**Work to be completed:**
In the entries below, how many lines hold the word "Results"? Answer with the number only.

=== Provided data ===

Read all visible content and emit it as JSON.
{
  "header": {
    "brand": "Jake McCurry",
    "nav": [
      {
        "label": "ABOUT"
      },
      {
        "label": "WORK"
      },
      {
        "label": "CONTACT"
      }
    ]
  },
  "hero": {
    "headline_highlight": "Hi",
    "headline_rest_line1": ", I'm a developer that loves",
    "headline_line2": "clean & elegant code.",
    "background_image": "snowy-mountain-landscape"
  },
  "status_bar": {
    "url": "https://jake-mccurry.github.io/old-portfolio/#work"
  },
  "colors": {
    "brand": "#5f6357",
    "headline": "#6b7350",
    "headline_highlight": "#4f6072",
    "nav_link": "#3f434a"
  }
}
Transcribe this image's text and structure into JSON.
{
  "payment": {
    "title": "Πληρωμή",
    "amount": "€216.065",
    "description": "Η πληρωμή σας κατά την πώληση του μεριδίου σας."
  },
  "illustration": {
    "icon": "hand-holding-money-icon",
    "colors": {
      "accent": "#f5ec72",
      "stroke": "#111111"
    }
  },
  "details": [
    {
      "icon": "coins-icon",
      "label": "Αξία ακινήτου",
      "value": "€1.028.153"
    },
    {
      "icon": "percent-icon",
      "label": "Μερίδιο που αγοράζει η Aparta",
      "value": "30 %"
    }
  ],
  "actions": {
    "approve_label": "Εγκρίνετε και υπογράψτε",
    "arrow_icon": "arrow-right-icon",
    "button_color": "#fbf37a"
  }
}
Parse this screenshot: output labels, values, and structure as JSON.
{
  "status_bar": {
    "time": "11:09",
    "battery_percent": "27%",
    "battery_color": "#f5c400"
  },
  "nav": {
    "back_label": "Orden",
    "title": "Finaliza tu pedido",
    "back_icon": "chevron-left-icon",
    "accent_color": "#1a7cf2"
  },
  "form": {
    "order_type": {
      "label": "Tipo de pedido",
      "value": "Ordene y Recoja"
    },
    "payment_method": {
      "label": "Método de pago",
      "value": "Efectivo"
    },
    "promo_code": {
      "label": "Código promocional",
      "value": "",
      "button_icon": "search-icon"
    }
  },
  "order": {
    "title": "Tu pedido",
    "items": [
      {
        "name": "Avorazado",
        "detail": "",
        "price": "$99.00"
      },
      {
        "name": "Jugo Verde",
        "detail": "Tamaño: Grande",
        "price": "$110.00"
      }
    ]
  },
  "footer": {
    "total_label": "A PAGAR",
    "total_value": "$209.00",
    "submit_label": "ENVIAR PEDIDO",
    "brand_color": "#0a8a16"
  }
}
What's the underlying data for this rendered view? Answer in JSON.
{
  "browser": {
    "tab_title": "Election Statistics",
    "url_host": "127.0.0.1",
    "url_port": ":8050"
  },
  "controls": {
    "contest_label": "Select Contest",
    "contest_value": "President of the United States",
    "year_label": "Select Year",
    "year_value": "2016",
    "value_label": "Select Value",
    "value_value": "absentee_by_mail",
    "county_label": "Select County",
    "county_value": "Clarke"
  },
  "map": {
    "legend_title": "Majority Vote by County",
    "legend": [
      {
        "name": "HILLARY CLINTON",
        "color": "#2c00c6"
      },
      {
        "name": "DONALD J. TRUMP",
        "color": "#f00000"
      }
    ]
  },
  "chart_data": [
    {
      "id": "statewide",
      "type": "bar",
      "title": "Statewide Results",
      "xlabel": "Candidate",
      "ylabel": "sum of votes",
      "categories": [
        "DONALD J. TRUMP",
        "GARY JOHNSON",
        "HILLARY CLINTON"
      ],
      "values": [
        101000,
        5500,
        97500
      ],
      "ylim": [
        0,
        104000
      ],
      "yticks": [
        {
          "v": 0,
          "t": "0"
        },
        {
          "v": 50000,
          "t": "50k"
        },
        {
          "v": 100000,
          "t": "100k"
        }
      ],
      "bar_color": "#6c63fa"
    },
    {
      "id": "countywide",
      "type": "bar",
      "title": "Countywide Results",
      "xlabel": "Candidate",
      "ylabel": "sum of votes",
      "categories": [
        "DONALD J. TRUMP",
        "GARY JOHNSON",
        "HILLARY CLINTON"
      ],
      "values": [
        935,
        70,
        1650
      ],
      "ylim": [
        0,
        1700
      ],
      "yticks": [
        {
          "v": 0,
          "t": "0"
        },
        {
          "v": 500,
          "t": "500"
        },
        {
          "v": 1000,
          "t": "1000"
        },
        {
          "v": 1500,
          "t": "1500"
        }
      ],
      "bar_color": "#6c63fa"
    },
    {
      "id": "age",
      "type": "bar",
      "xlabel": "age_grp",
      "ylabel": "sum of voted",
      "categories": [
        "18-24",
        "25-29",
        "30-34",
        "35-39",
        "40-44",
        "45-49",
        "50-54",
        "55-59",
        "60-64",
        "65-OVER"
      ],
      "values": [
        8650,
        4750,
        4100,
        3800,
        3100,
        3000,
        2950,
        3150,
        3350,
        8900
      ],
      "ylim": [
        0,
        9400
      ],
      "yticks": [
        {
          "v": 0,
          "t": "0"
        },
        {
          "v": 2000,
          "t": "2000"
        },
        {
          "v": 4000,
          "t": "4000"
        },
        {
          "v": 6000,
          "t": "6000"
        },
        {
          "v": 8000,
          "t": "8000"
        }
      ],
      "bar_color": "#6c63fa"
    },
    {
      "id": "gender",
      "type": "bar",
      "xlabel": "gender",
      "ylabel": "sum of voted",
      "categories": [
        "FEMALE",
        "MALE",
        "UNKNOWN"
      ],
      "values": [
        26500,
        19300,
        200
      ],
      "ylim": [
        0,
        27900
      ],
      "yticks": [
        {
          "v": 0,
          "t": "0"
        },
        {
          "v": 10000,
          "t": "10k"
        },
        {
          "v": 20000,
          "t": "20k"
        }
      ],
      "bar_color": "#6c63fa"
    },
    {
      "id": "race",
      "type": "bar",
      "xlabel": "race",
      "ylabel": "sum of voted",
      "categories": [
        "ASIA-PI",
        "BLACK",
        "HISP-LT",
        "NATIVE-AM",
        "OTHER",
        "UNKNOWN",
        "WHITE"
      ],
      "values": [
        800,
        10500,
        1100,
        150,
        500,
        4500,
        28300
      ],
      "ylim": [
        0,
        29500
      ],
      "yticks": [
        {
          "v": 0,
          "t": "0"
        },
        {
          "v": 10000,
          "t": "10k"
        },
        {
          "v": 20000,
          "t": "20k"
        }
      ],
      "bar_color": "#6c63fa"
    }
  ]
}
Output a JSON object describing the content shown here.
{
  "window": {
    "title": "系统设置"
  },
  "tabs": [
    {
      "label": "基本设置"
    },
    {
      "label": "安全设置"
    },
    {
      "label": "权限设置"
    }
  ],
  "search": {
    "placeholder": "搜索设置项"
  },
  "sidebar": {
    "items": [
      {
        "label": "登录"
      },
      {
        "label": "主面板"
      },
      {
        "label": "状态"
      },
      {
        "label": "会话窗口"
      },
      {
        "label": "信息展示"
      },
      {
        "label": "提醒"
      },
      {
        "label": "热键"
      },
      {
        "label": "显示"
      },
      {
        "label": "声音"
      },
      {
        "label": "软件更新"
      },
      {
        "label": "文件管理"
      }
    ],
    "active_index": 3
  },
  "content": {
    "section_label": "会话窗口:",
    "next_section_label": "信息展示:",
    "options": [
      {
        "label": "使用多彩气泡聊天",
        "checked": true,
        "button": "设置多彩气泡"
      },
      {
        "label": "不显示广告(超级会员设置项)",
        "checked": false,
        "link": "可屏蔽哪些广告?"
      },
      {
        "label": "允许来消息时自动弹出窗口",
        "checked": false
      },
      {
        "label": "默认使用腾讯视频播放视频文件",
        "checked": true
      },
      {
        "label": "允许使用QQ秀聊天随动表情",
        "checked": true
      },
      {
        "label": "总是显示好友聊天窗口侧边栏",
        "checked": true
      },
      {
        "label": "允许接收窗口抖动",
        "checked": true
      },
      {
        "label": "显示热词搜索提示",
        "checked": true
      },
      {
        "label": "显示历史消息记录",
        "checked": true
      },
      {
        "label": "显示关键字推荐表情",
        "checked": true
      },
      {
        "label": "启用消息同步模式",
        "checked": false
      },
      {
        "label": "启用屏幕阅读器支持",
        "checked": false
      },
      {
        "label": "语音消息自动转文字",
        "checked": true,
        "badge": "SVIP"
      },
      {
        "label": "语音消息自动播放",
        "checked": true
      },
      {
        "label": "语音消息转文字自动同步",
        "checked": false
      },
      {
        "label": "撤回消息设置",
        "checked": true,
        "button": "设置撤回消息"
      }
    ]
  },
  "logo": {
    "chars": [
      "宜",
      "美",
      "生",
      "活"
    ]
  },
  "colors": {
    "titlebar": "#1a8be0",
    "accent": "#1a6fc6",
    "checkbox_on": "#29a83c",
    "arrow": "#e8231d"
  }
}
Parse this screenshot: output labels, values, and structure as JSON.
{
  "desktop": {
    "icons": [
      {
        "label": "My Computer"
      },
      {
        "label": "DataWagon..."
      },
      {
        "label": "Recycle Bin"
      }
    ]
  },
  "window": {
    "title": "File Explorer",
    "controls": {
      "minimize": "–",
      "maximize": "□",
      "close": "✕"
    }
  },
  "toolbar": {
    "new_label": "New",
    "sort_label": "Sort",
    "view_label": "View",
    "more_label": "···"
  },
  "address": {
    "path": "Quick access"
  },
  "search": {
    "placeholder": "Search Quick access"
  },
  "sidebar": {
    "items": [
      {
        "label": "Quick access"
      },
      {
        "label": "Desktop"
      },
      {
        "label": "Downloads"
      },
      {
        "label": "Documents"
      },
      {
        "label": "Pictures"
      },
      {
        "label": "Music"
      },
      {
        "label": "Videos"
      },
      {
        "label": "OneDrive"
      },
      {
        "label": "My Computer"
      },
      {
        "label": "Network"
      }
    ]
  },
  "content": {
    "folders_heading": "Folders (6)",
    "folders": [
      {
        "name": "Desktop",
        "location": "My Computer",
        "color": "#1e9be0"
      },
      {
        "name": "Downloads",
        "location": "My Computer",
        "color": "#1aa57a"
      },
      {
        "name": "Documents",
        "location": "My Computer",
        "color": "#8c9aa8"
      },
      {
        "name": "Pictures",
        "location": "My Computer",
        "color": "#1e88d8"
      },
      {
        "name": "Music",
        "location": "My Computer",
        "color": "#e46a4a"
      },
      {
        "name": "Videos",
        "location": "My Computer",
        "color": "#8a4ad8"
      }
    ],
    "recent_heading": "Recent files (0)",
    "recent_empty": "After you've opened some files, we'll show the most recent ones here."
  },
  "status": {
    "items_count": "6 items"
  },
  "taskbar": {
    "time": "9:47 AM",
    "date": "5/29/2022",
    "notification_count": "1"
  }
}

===

**Response box:**
2